We walked along to the peaceful garden at the Methodist church; it had about the only shade in the entire town, pretty little paths with lots of benches and chairs, and signs with bits of scripture on them. On our way there, we were passed by a couple of young girls on three wheel bikes. One of them had a toddler in the back - probably a babysitting situation, and the other had a big boombox! We could hear them coming a couple of blocks away - they sounded like those cars that cool dudes drive around with the bass pounding, the windows down, an elbow hooked nonchalantly out and eyes scanning around to see if anyone notices them. I was so surprised to turn around and see these two preteen blonde girls with hair in cornrows peddling their bikes. They parked themselves down by the Methodist Garden and even did some dancing in the street, and I think they were quite pleased to be the objects of our attention. Kathy and I took a little walk on the beautiful white beach while the guys filled jerry cans with fuel and water (FREE water in jerry can amounts), and then we came back to the boats.
It was a still, quiet night. As dusk fell, Jim went on deck to look at the stars and called me to come look too. A couple of metres off on our port side - nearest the shore - we could see one tiny spec of light - there for a moment or two and then gone - then back again. We have no idea what it could have been - a fish giving us the beady eye? A UFO (Unidentified Floating Object)? A lone firefly that went swimming? It hung around a bit and then passed on by -definitely the strangest thing we've seen.

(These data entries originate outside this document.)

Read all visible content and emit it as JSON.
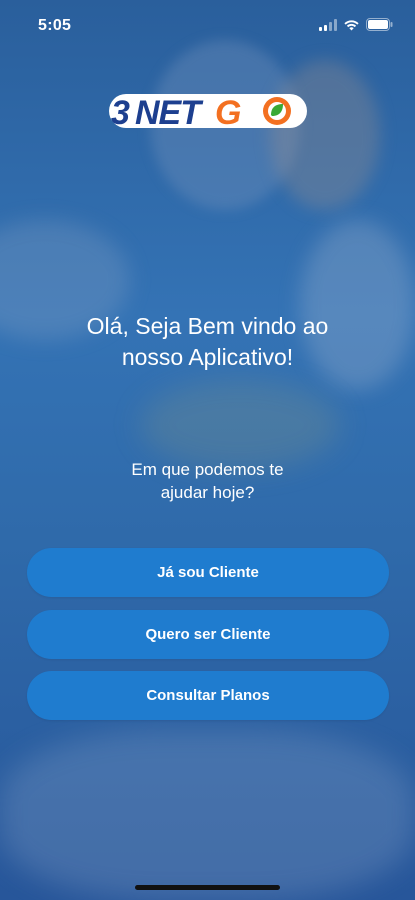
{
  "status_bar": {
    "time": "5:05"
  },
  "brand": {
    "logo_text": "NETGO",
    "logo_prefix": "NET",
    "logo_suffix": "GO",
    "accent": "#f37021",
    "brand_blue": "#1d3f8f"
  },
  "welcome": {
    "line1": "Olá, Seja Bem vindo ao",
    "line2": "nosso Aplicativo!"
  },
  "help": {
    "line1": "Em que podemos te",
    "line2": "ajudar hoje?"
  },
  "buttons": {
    "client": "Já sou Cliente",
    "become_client": "Quero ser Cliente",
    "plans": "Consultar Planos"
  },
  "colors": {
    "button": "#1f7ccf",
    "background": "#3473b5"
  },
  "icons": [
    "signal-icon",
    "wifi-icon",
    "battery-icon",
    "leaf-icon"
  ]
}
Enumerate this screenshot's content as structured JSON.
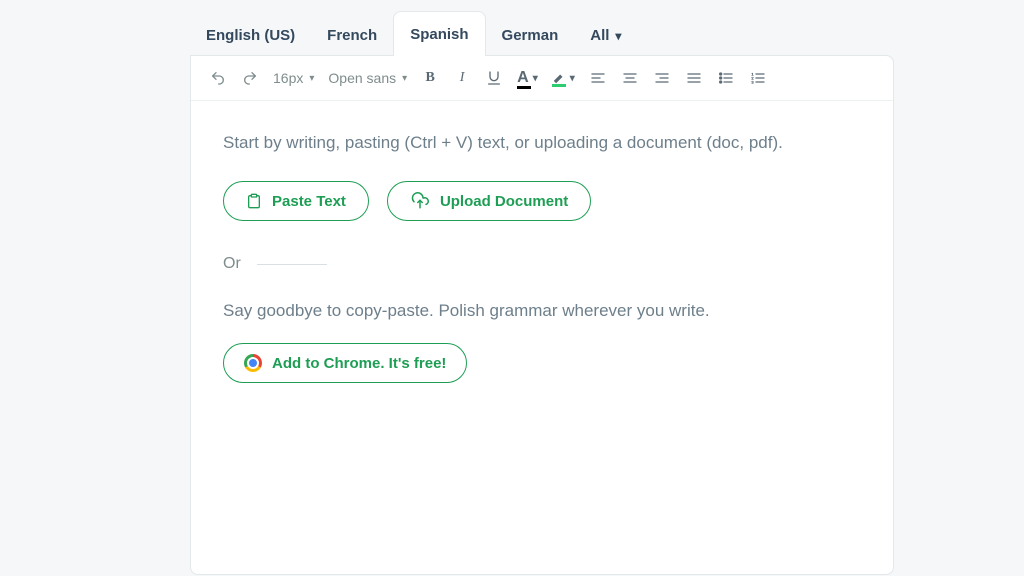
{
  "tabs": {
    "items": [
      "English (US)",
      "French",
      "Spanish",
      "German",
      "All"
    ],
    "active_index": 2
  },
  "toolbar": {
    "font_size": "16px",
    "font_family": "Open sans"
  },
  "content": {
    "hint": "Start by writing, pasting (Ctrl + V) text, or uploading a document (doc, pdf).",
    "paste_label": "Paste Text",
    "upload_label": "Upload Document",
    "or_label": "Or",
    "sub": "Say goodbye to copy-paste. Polish grammar wherever you write.",
    "chrome_label": "Add to Chrome. It's free!"
  },
  "colors": {
    "accent": "#1e9e54"
  }
}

We made sure we were well lit (the boat, that is, not us) and took advantage of the limited wifi from the boat to make a posting and some phone calls. The water was absolutely still overnight, and when the anchor alarm went off at about midnight, I got up to see that we had swung a perfect 180 degrees with the current.
By morning, the wind was up again and we headed back to Royal Island - discarding our tentative plans to anchor off Little Egg Island and snorkel on the reef. We tucked into a spot close to where we were last time - we knew the holding was good. Unfortunately, it wasn't quite the same spot because when the tide lowered we began to bounce. Up came the anchor, ahead we went, down went the anchor. We were a bit close to another boat but figured we'd be OK. More about this figuring in a minute...
In the meantime, we dinghied over to the ruins of the old estate. We explored the fringes of the area, trying to see a little of what was, in the 50's and 60's, a grand property with dock, windmill, citrus groves. Paved paths led inland, stone walls still stood - many with plants growing from the remaining fragments of roofs. We'd love to have explored further, but thought we should probably respect the Private Property sign!
On the way back we stopped to say goodbye to Cheryl and Carl on Mystique - off to Nassau in the morning, and Jean-Michel and Anne on Cipango, an Ottawa registered boat. It was a delight to meet them because we had seen the boat in Marsh Harbour but hadn't spotted Ottawa on the stern. Jim discovered that they knew several people in common and we had a really good gab.
Back to the close anchoring, overnight the wind shifted and we found ourselves uncomfortable close to the boat next door. Not within collision distance, but definitely too close for a good sleep. Lesson learned - next time we leave more room, even if it means moving a 3rd or 4th time.